◆ **What you should do**
Write each of the records out again exactly.

** Opening Dataset records block **

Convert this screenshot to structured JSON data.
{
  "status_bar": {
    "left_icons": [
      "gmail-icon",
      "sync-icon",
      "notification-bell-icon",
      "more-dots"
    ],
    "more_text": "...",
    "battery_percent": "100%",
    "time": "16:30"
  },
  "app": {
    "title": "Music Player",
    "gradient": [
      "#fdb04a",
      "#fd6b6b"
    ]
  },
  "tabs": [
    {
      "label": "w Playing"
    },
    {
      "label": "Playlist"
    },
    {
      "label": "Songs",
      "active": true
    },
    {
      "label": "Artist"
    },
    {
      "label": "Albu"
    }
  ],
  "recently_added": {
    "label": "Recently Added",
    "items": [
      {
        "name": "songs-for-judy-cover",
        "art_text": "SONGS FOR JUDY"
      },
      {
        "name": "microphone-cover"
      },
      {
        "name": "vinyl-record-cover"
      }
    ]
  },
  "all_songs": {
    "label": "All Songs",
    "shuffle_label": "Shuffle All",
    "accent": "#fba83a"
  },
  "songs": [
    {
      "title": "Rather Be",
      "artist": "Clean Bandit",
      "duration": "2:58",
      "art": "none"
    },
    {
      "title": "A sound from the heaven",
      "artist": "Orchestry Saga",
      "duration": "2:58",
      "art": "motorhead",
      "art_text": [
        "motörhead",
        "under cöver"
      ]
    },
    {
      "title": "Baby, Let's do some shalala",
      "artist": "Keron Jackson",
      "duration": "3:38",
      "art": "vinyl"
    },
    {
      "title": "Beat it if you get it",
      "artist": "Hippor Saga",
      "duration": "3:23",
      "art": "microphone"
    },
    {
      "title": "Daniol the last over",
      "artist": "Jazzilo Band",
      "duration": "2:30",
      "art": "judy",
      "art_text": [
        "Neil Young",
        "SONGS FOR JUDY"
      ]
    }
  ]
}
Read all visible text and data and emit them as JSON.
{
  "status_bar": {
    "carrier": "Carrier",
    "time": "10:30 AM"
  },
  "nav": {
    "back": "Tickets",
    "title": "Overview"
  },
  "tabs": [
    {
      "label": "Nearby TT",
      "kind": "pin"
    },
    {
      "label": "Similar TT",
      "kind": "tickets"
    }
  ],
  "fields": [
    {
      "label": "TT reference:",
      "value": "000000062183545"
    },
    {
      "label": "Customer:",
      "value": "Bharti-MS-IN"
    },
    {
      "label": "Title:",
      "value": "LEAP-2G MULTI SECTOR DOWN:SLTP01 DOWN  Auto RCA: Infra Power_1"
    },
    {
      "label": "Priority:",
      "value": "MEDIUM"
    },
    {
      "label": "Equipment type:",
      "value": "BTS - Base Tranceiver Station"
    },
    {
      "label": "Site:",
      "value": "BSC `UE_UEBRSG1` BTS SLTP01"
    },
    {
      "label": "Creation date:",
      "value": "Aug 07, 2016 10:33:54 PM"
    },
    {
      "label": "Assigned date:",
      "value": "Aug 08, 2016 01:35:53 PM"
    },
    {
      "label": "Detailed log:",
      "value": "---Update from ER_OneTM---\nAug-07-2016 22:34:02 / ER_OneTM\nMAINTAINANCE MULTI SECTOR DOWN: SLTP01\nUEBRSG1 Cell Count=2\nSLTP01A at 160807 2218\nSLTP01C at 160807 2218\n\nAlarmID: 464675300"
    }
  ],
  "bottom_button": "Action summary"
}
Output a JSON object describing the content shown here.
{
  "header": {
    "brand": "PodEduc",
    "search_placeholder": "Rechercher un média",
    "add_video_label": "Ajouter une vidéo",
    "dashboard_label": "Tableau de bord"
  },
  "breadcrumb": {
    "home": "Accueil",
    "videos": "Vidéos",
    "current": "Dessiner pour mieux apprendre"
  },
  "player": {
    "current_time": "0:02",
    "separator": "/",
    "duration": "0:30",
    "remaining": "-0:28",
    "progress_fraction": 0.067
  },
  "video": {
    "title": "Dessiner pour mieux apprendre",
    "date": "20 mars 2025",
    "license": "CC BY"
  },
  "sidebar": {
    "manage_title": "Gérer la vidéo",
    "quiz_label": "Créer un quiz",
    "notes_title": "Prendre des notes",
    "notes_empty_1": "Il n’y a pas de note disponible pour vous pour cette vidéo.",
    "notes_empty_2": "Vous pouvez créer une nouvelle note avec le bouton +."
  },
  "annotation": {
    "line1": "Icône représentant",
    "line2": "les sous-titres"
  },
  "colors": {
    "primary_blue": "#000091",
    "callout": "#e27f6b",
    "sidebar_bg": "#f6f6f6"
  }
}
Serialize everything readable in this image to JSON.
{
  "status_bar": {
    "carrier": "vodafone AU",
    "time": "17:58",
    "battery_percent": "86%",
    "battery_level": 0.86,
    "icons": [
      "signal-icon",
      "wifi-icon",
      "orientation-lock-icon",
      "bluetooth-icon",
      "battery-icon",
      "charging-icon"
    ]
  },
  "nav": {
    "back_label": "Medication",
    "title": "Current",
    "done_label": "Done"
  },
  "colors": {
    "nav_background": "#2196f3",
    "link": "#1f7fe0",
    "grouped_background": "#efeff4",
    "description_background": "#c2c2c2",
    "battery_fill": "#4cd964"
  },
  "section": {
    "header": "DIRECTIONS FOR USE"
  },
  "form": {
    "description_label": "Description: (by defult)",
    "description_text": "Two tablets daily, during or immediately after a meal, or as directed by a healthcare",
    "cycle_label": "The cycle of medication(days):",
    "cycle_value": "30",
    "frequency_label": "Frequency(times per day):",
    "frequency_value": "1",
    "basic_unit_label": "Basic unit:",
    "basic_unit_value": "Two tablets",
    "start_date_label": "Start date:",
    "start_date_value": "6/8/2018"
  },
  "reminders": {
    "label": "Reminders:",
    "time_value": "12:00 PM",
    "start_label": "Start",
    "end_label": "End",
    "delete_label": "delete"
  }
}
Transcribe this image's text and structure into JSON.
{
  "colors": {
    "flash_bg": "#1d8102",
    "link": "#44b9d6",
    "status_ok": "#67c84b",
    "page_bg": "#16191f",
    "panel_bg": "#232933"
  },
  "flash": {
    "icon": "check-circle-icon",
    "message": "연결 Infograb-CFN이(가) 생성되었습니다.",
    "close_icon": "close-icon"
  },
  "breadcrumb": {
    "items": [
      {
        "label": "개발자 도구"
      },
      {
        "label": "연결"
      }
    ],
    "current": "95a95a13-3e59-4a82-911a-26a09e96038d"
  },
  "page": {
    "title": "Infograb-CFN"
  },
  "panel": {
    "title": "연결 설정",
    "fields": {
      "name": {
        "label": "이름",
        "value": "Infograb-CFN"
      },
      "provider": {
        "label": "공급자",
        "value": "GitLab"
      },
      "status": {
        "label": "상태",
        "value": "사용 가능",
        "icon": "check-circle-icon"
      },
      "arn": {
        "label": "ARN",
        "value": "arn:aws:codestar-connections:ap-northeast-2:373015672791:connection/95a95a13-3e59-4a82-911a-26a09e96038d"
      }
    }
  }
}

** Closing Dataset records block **

◆ **Task answer**
Convert this screenshot to structured JSON data.
{
  "status_bar": {
    "left_icons": [
      "gmail-icon",
      "sync-icon",
      "notification-bell-icon",
      "more-dots"
    ],
    "more_text": "...",
    "battery_percent": "100%",
    "time": "16:30"
  },
  "app": {
    "title": "Music Player",
    "gradient": [
      "#fdb04a",
      "#fd6b6b"
    ]
  },
  "tabs": [
    {
      "label": "w Playing"
    },
    {
      "label": "Playlist"
    },
    {
      "label": "Songs",
      "active": true
    },
    {
      "label": "Artist"
    },
    {
      "label": "Albu"
    }
  ],
  "recently_added": {
    "label": "Recently Added",
    "items": [
      {
        "name": "songs-for-judy-cover",
        "art_text": "SONGS FOR JUDY"
      },
      {
        "name": "microphone-cover"
      },
      {
        "name": "vinyl-record-cover"
      }
    ]
  },
  "all_songs": {
    "label": "All Songs",
    "shuffle_label": "Shuffle All",
    "accent": "#fba83a"
  },
  "songs": [
    {
      "title": "Rather Be",
      "artist": "Clean Bandit",
      "duration": "2:58",
      "art": "none"
    },
    {
      "title": "A sound from the heaven",
      "artist": "Orchestry Saga",
      "duration": "2:58",
      "art": "motorhead",
      "art_text": [
        "motörhead",
        "under cöver"
      ]
    },
    {
      "title": "Baby, Let's do some shalala",
      "artist": "Keron Jackson",
      "duration": "3:38",
      "art": "vinyl"
    },
    {
      "title": "Beat it if you get it",
      "artist": "Hippor Saga",
      "duration": "3:23",
      "art": "microphone"
    },
    {
      "title": "Daniol the last over",
      "artist": "Jazzilo Band",
      "duration": "2:30",
      "art": "judy",
      "art_text": [
        "Neil Young",
        "SONGS FOR JUDY"
      ]
    }
  ]
}
Read all visible text and data and emit them as JSON.
{
  "status_bar": {
    "carrier": "Carrier",
    "time": "10:30 AM"
  },
  "nav": {
    "back": "Tickets",
    "title": "Overview"
  },
  "tabs": [
    {
      "label": "Nearby TT",
      "kind": "pin"
    },
    {
      "label": "Similar TT",
      "kind": "tickets"
    }
  ],
  "fields": [
    {
      "label": "TT reference:",
      "value": "000000062183545"
    },
    {
      "label": "Customer:",
      "value": "Bharti-MS-IN"
    },
    {
      "label": "Title:",
      "value": "LEAP-2G MULTI SECTOR DOWN:SLTP01 DOWN  Auto RCA: Infra Power_1"
    },
    {
      "label": "Priority:",
      "value": "MEDIUM"
    },
    {
      "label": "Equipment type:",
      "value": "BTS - Base Tranceiver Station"
    },
    {
      "label": "Site:",
      "value": "BSC `UE_UEBRSG1` BTS SLTP01"
    },
    {
      "label": "Creation date:",
      "value": "Aug 07, 2016 10:33:54 PM"
    },
    {
      "label": "Assigned date:",
      "value": "Aug 08, 2016 01:35:53 PM"
    },
    {
      "label": "Detailed log:",
      "value": "---Update from ER_OneTM---\nAug-07-2016 22:34:02 / ER_OneTM\nMAINTAINANCE MULTI SECTOR DOWN: SLTP01\nUEBRSG1 Cell Count=2\nSLTP01A at 160807 2218\nSLTP01C at 160807 2218\n\nAlarmID: 464675300"
    }
  ],
  "bottom_button": "Action summary"
}
Output a JSON object describing the content shown here.
{
  "header": {
    "brand": "PodEduc",
    "search_placeholder": "Rechercher un média",
    "add_video_label": "Ajouter une vidéo",
    "dashboard_label": "Tableau de bord"
  },
  "breadcrumb": {
    "home": "Accueil",
    "videos": "Vidéos",
    "current": "Dessiner pour mieux apprendre"
  },
  "player": {
    "current_time": "0:02",
    "separator": "/",
    "duration": "0:30",
    "remaining": "-0:28",
    "progress_fraction": 0.067
  },
  "video": {
    "title": "Dessiner pour mieux apprendre",
    "date": "20 mars 2025",
    "license": "CC BY"
  },
  "sidebar": {
    "manage_title": "Gérer la vidéo",
    "quiz_label": "Créer un quiz",
    "notes_title": "Prendre des notes",
    "notes_empty_1": "Il n’y a pas de note disponible pour vous pour cette vidéo.",
    "notes_empty_2": "Vous pouvez créer une nouvelle note avec le bouton +."
  },
  "annotation": {
    "line1": "Icône représentant",
    "line2": "les sous-titres"
  },
  "colors": {
    "primary_blue": "#000091",
    "callout": "#e27f6b",
    "sidebar_bg": "#f6f6f6"
  }
}
Serialize everything readable in this image to JSON.
{
  "status_bar": {
    "carrier": "vodafone AU",
    "time": "17:58",
    "battery_percent": "86%",
    "battery_level": 0.86,
    "icons": [
      "signal-icon",
      "wifi-icon",
      "orientation-lock-icon",
      "bluetooth-icon",
      "battery-icon",
      "charging-icon"
    ]
  },
  "nav": {
    "back_label": "Medication",
    "title": "Current",
    "done_label": "Done"
  },
  "colors": {
    "nav_background": "#2196f3",
    "link": "#1f7fe0",
    "grouped_background": "#efeff4",
    "description_background": "#c2c2c2",
    "battery_fill": "#4cd964"
  },
  "section": {
    "header": "DIRECTIONS FOR USE"
  },
  "form": {
    "description_label": "Description: (by defult)",
    "description_text": "Two tablets daily, during or immediately after a meal, or as directed by a healthcare",
    "cycle_label": "The cycle of medication(days):",
    "cycle_value": "30",
    "frequency_label": "Frequency(times per day):",
    "frequency_value": "1",
    "basic_unit_label": "Basic unit:",
    "basic_unit_value": "Two tablets",
    "start_date_label": "Start date:",
    "start_date_value": "6/8/2018"
  },
  "reminders": {
    "label": "Reminders:",
    "time_value": "12:00 PM",
    "start_label": "Start",
    "end_label": "End",
    "delete_label": "delete"
  }
}
Transcribe this image's text and structure into JSON.
{
  "colors": {
    "flash_bg": "#1d8102",
    "link": "#44b9d6",
    "status_ok": "#67c84b",
    "page_bg": "#16191f",
    "panel_bg": "#232933"
  },
  "flash": {
    "icon": "check-circle-icon",
    "message": "연결 Infograb-CFN이(가) 생성되었습니다.",
    "close_icon": "close-icon"
  },
  "breadcrumb": {
    "items": [
      {
        "label": "개발자 도구"
      },
      {
        "label": "연결"
      }
    ],
    "current": "95a95a13-3e59-4a82-911a-26a09e96038d"
  },
  "page": {
    "title": "Infograb-CFN"
  },
  "panel": {
    "title": "연결 설정",
    "fields": {
      "name": {
        "label": "이름",
        "value": "Infograb-CFN"
      },
      "provider": {
        "label": "공급자",
        "value": "GitLab"
      },
      "status": {
        "label": "상태",
        "value": "사용 가능",
        "icon": "check-circle-icon"
      },
      "arn": {
        "label": "ARN",
        "value": "arn:aws:codestar-connections:ap-northeast-2:373015672791:connection/95a95a13-3e59-4a82-911a-26a09e96038d"
      }
    }
  }
}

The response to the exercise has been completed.